* “But you won’t get your new sled if she’s dead”.
* “Oh, I am going to talk to my sister”.
* “Knock. Just knock. Why isn’t she knocking? Do you think she knows how to knock?”.
* “We can fix this thing together, we can end this winter weather, and everything will be-” “I CAN’T!!!”
* “Wait, who’s this?” When Elsa last saw Anna she was all about Hans, to the point of wanting to marry him, and now she’s with a completely different dude. You can see a brief second of Elsa wondering if Anna dropped Hans already before she remembers getting Anna out is her top priority.
* “Does it look bad?” “…No” “You hesitated”.
* “He’s crazy. I’ll distract him while you run. Hey, Sven’s family, it’s nice to meet you! Anna, because I love you, I insist you run. I understand you’re love experts. Why aren’t you running?!” Girl almost ran too.
* “We’re not saying you can change him, because people don’t really change!” Then why did you spend the last three minutes implying she could change him, troll lady?
* Those trolls want to get Kristoff married off so badly that they not only suggest he off Hans but they actually try to trick Anna into marrying him. Dudes, calm down. Also, why is blondness unmanly?
* I know Elsa regretted making herself some ice heels when she had to haul ass up all those stairs.
* Hans sees one of the Duke’s goons trying to kill Elsa and thinks ‘NO! I’m the villain of this movie, Elsa is MY kill!’.
* “Oh Anna, if only there was someone who loved you” The irony being that the climax is comprised of literally everyone worrying about Anna.

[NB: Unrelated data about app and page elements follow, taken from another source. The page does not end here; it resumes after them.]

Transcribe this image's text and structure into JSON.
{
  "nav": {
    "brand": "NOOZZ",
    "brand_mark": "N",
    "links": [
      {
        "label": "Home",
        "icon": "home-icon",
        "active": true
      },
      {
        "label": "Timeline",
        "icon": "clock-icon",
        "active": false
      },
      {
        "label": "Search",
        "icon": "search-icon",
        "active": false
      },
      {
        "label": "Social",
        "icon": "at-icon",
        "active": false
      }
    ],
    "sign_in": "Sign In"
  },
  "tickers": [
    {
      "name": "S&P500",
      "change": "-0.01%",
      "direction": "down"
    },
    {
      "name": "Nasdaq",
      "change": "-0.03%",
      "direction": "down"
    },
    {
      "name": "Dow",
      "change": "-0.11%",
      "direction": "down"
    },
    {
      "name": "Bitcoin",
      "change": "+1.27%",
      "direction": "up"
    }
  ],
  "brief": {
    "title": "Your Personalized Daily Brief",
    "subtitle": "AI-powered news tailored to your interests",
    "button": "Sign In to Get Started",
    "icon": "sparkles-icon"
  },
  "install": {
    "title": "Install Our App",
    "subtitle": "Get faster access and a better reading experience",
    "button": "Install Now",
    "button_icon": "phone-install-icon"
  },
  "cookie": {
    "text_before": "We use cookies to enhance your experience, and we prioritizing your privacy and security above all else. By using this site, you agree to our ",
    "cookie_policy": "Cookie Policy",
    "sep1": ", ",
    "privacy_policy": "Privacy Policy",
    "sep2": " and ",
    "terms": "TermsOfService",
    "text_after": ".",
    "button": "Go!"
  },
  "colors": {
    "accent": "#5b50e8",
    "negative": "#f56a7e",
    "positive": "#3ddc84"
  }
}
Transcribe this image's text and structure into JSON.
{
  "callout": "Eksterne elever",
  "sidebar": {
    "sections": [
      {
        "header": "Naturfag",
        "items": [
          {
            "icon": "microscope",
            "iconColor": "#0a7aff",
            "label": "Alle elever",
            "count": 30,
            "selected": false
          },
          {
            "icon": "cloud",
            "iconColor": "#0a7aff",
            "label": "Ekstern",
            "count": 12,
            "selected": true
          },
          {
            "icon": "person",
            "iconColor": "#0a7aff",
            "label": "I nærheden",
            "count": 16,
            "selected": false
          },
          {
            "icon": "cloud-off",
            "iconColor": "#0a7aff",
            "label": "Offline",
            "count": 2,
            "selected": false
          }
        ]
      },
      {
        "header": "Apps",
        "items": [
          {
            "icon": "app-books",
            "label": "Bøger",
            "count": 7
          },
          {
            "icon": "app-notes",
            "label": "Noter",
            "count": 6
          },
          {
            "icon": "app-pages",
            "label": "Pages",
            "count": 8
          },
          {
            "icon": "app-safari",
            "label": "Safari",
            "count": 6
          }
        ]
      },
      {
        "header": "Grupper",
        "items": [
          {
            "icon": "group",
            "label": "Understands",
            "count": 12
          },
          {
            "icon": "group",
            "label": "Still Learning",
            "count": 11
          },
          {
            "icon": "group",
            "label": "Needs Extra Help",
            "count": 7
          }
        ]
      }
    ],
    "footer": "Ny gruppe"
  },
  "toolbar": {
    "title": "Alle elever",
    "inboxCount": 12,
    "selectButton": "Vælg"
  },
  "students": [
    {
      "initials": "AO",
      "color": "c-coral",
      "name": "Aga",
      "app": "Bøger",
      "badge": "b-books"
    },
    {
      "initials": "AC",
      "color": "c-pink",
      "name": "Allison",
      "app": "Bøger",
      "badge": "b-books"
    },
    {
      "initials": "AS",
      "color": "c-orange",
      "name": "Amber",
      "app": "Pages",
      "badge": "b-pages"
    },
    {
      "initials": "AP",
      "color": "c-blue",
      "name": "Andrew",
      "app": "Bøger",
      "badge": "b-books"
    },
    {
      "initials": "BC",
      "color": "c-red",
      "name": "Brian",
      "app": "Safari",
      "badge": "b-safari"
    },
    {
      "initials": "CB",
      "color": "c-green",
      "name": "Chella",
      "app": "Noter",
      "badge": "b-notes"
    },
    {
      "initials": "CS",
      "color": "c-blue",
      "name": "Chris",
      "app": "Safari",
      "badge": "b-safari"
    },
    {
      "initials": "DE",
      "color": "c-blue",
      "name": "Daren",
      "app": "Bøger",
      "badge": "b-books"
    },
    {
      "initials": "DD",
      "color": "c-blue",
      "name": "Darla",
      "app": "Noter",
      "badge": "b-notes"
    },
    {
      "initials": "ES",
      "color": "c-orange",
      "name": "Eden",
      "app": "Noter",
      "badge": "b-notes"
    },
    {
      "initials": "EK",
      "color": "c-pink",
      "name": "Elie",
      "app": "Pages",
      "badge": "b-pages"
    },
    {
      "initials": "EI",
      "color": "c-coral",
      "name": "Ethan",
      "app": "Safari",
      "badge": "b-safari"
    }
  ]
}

* “Love is… putting someone else’s needs before yours, like how Kristoff brought you back here to Hans and left you forever”.
* Anna stops Kristoff from jumping Hans so she can deck him herself. I wholeheartedly approve.
* After some trepidation, Queen Elsa’s subjects come to accept her, abilities and all. That is a really fortunate outcome, considering the worst case scenario was that “Kill The Beast” song from “Beauty and the Beast”.
* Sven got swag. So much swag.
* I actually do recommend checking out “Frozen Fever” and the “Lego Frozen: Northern Lights” special at some point. Not because they’re anything great – they’re pure fluff that gives Anna and Elsa’s sister bond more time to shine – but because its nice to see Disney having fun poking fun at this franchise. At one point, drunk Elsa even shows up.
* “Up here in the cold thin air, I finally can breathe! I know I left a life behind, but I’m too relieved to grieve!” Nice lyric change.